April 16, 2012; Source: BeyondChron
How are nonprofit employees living in the one of the most expensive cities in the country faring economically? Not very well, reports Randy Shaw, executive director of Tenderloin Housing Clinic in San Francisco. He writes, “After three years of frozen wages and rising health care costs, the city’s nonprofit sector is at its breaking point, with its many already lower-paid workers bearing the brunt of the city’s prior fiscal crisis.” Employees of nonprofit organizations providing services to the City of San Francisco were scheduled to voice their concerns yesterday to the budget committee of the city’s board of supervisors in hopes of creating greater awareness about the city’s nonprofit workers, many of which are on the front lines of the city’s most innovative and important initiatives.

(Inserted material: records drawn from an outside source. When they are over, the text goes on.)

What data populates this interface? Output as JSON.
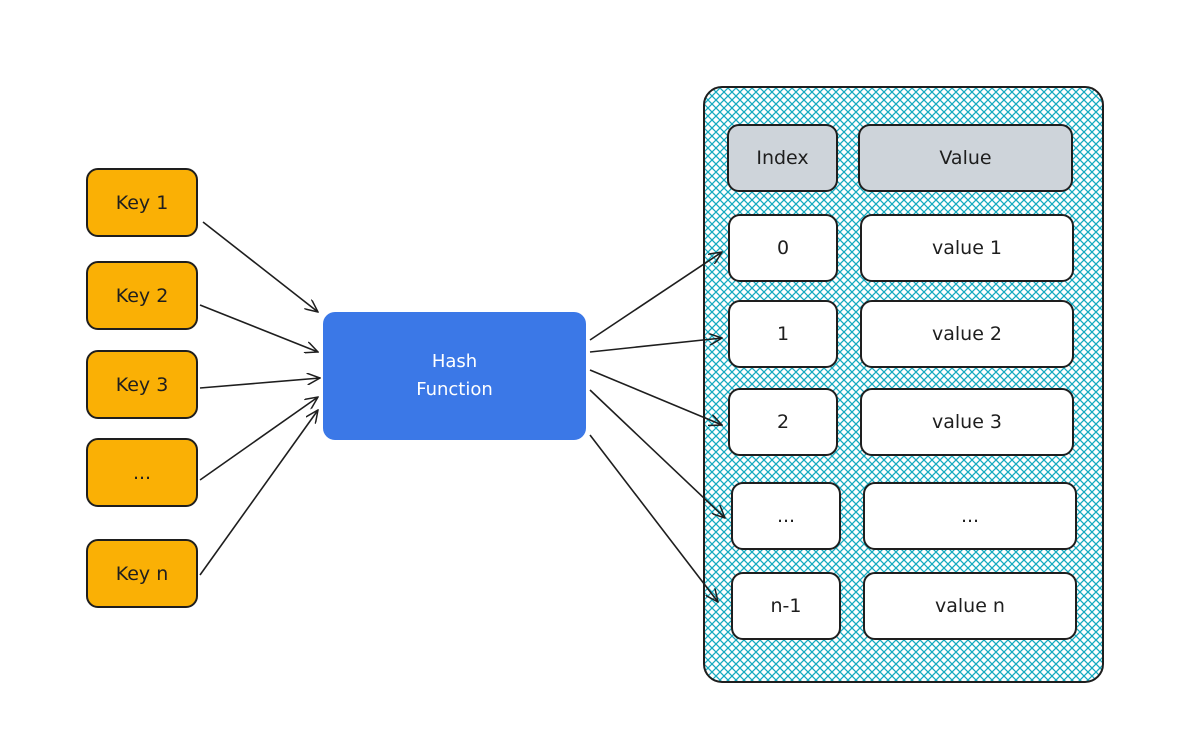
{
  "keys": [
    "Key 1",
    "Key 2",
    "Key 3",
    "...",
    "Key n"
  ],
  "hash_function": {
    "label": "Hash\nFunction"
  },
  "table": {
    "headers": {
      "index": "Index",
      "value": "Value"
    },
    "rows": [
      {
        "index": "0",
        "value": "value 1"
      },
      {
        "index": "1",
        "value": "value 2"
      },
      {
        "index": "2",
        "value": "value 3"
      },
      {
        "index": "...",
        "value": "..."
      },
      {
        "index": "n-1",
        "value": "value n"
      }
    ]
  },
  "colors": {
    "key_fill": "#fab005",
    "hash_fill": "#3b78e7",
    "table_hatch": "#15aabf",
    "header_fill": "#ced4da",
    "stroke": "#1e1e1e"
  }
}
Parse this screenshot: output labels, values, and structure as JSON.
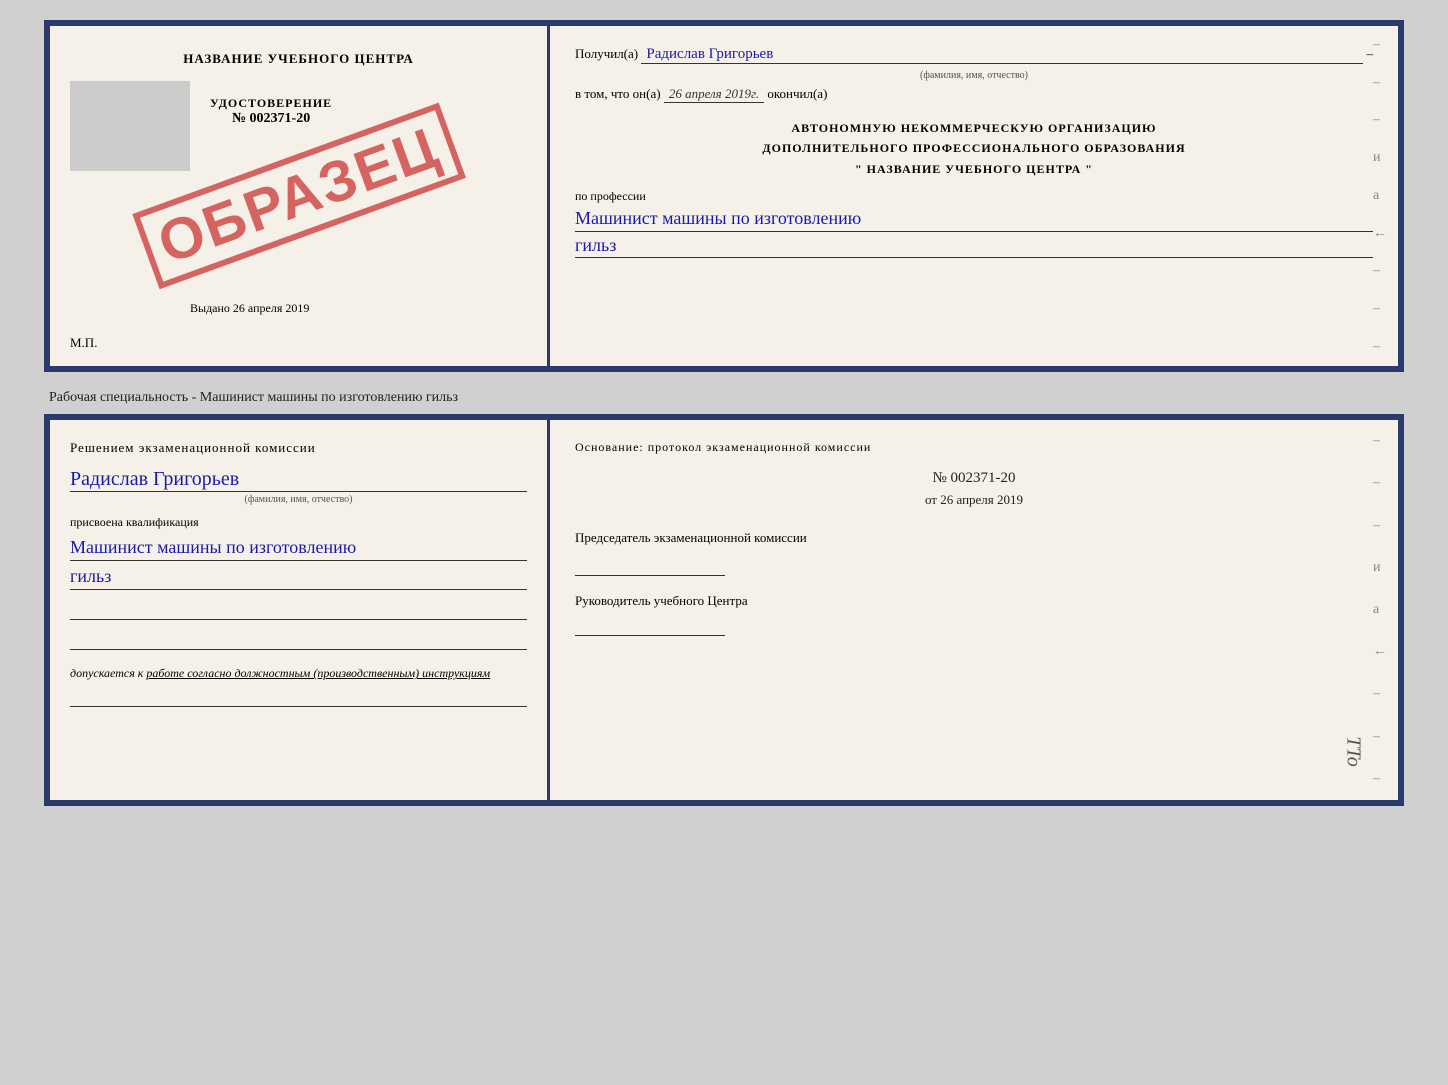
{
  "top_doc": {
    "left": {
      "center_title": "НАЗВАНИЕ УЧЕБНОГО ЦЕНТРА",
      "udostoverenie_label": "УДОСТОВЕРЕНИЕ",
      "cert_number": "№ 002371-20",
      "stamp_text": "ОБРАЗЕЦ",
      "vydano_label": "Выдано",
      "vydano_date": "26 апреля 2019",
      "mp_label": "М.П."
    },
    "right": {
      "poluchil_label": "Получил(а)",
      "fio_value": "Радислав Григорьев",
      "fio_sub": "(фамилия, имя, отчество)",
      "vtom_label": "в том, что он(а)",
      "date_value": "26 апреля 2019г.",
      "okochil_label": "окончил(а)",
      "auto_line1": "АВТОНОМНУЮ НЕКОММЕРЧЕСКУЮ ОРГАНИЗАЦИЮ",
      "auto_line2": "ДОПОЛНИТЕЛЬНОГО ПРОФЕССИОНАЛЬНОГО ОБРАЗОВАНИЯ",
      "auto_line3": "\"   НАЗВАНИЕ УЧЕБНОГО ЦЕНТРА   \"",
      "profession_label": "по профессии",
      "profession_value": "Машинист машины по изготовлению",
      "profession_value2": "гильз"
    }
  },
  "separator": {
    "text": "Рабочая специальность - Машинист машины по изготовлению гильз"
  },
  "bottom_doc": {
    "left": {
      "decision_title": "Решением  экзаменационной  комиссии",
      "fio_value": "Радислав Григорьев",
      "fio_sub": "(фамилия, имя, отчество)",
      "assigned_label": "присвоена квалификация",
      "qualification_value": "Машинист  машины  по изготовлению",
      "qualification_value2": "гильз",
      "dopuskaetsya_label": "допускается к",
      "dopuskaetsya_value": "работе согласно должностным (производственным) инструкциям"
    },
    "right": {
      "osnov_label": "Основание: протокол экзаменационной  комиссии",
      "protocol_number": "№  002371-20",
      "protocol_date_prefix": "от",
      "protocol_date": "26 апреля 2019",
      "predsed_label": "Председатель экзаменационной комиссии",
      "rukov_label": "Руководитель учебного Центра"
    }
  },
  "dashes": [
    "-",
    "-",
    "-",
    "и",
    "а",
    "←",
    "-",
    "-",
    "-"
  ],
  "dashes_bottom": [
    "-",
    "-",
    "-",
    "и",
    "а",
    "←",
    "-",
    "-",
    "-"
  ],
  "tto_text": "TTo"
}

The issues the nonprofit employees are raising—including the chronic under-compensation of nonprofit employees, despite their contributions to addressing issues such as homelessness and community health—are not unique to San Francisco. However, in San Francisco specifically, the high cost of living is driving nonprofit employees out of the city. Shaw reports that this is especially hard to stomach when city administrators enjoy “six-figure salaries” and much greater job security than the average nonprofit employee.
Another key point in the debate relates to the city’s stated concern about the retention of families, blue-collar workers and African Americans. While the city has taken steps to address affordable housing and local hiring practices to retain these populations, thus far no outreach has been directed toward the nonprofit sector. Shaw argues that this is shortsighted. Shaw’s Tenderloin Housing Clinic employs a staff of 142; many of his employees have children and 44 percent are African American.
Nonprofit employees, and the nonprofits they work for, will be unable to continue to subsidize the cost of service delivery through stagnated wages for another extended period of time. While these arguments slightly simplify the root cause of nonprofits being unable to pay living wages to their employees—which typically include struggles surrounding private fundraising as well—the mobilization of nonprofits and their employees around city contract increases is an important step forward for this local nonprofit sector. –Paula Smith Arrigoni